*What this task involves*. Copy, from the entries below, each line where the word "username" can be found.

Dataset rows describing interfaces
"""
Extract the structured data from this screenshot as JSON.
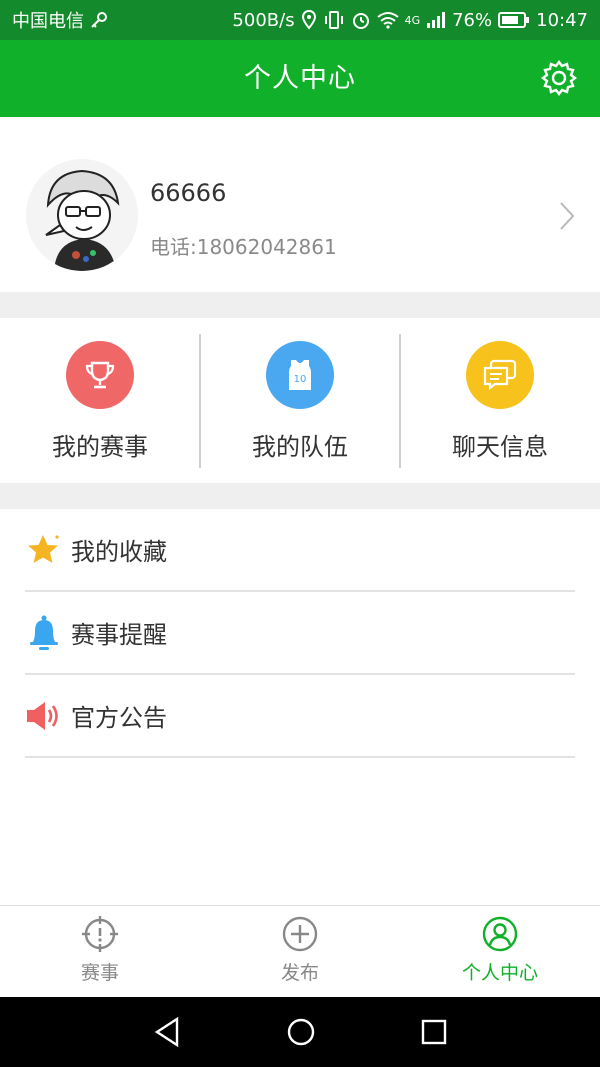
{
  "status_bar": {
    "carrier": "中国电信",
    "speed": "500B/s",
    "network": "4G",
    "battery": "76%",
    "time": "10:47"
  },
  "header": {
    "title": "个人中心",
    "settings_icon": "gear-icon"
  },
  "profile": {
    "username": "66666",
    "phone": "电话:18062042861",
    "avatar_icon": "avatar-illustration"
  },
  "quick_actions": [
    {
      "label": "我的赛事",
      "icon": "trophy-icon",
      "color": "#f06767"
    },
    {
      "label": "我的队伍",
      "icon": "jersey-icon",
      "color": "#4aa8f0",
      "badge": "10"
    },
    {
      "label": "聊天信息",
      "icon": "chat-icon",
      "color": "#f7c21b"
    }
  ],
  "menu": [
    {
      "label": "我的收藏",
      "icon": "star-icon",
      "color": "#f7b422"
    },
    {
      "label": "赛事提醒",
      "icon": "bell-icon",
      "color": "#3aa6f0"
    },
    {
      "label": "官方公告",
      "icon": "speaker-icon",
      "color": "#f06060"
    }
  ],
  "tabs": [
    {
      "label": "赛事",
      "icon": "target-icon",
      "active": false
    },
    {
      "label": "发布",
      "icon": "plus-circle-icon",
      "active": false
    },
    {
      "label": "个人中心",
      "icon": "user-circle-icon",
      "active": true
    }
  ],
  "colors": {
    "accent": "#10b02a",
    "status_bar": "#138a2c",
    "separator": "#efefef"
  }
}
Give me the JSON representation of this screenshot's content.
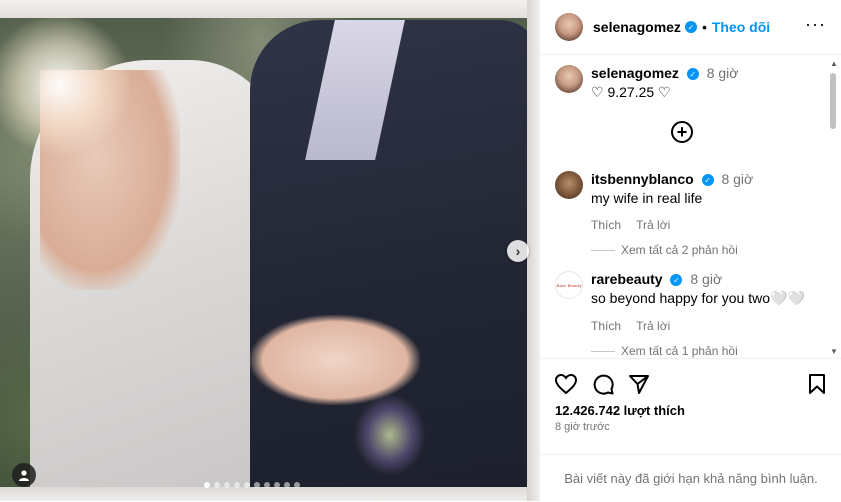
{
  "post": {
    "image_alt": "",
    "carousel": {
      "dot_count": 10,
      "active_index": 0
    }
  },
  "header": {
    "username": "selenagomez",
    "follow_label": "Theo dõi",
    "separator": "•",
    "more_icon": "more-horizontal-icon"
  },
  "caption": {
    "username": "selenagomez",
    "time": "8 giờ",
    "text": "9.27.25"
  },
  "comments": [
    {
      "username": "itsbennyblanco",
      "time": "8 giờ",
      "text": "my wife in real life",
      "like_label": "Thích",
      "reply_label": "Trả lời",
      "view_replies": "Xem tất cả 2 phản hồi"
    },
    {
      "username": "rarebeauty",
      "time": "8 giờ",
      "text": "so beyond happy for you two🤍🤍",
      "like_label": "Thích",
      "reply_label": "Trả lời",
      "view_replies": "Xem tất cả 1 phản hồi",
      "avatar_text": "Rare Beauty"
    }
  ],
  "stats": {
    "likes": "12.426.742 lượt thích",
    "time_ago": "8 giờ trước"
  },
  "footer": {
    "limited_text": "Bài viết này đã giới hạn khả năng bình luận."
  },
  "colors": {
    "accent": "#0095f6",
    "muted": "#737373"
  }
}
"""
*Solution*.
    "username": "66666",
    "username": "selenagomez",
    "username": "selenagomez",
      "username": "itsbennyblanco",
      "username": "rarebeauty",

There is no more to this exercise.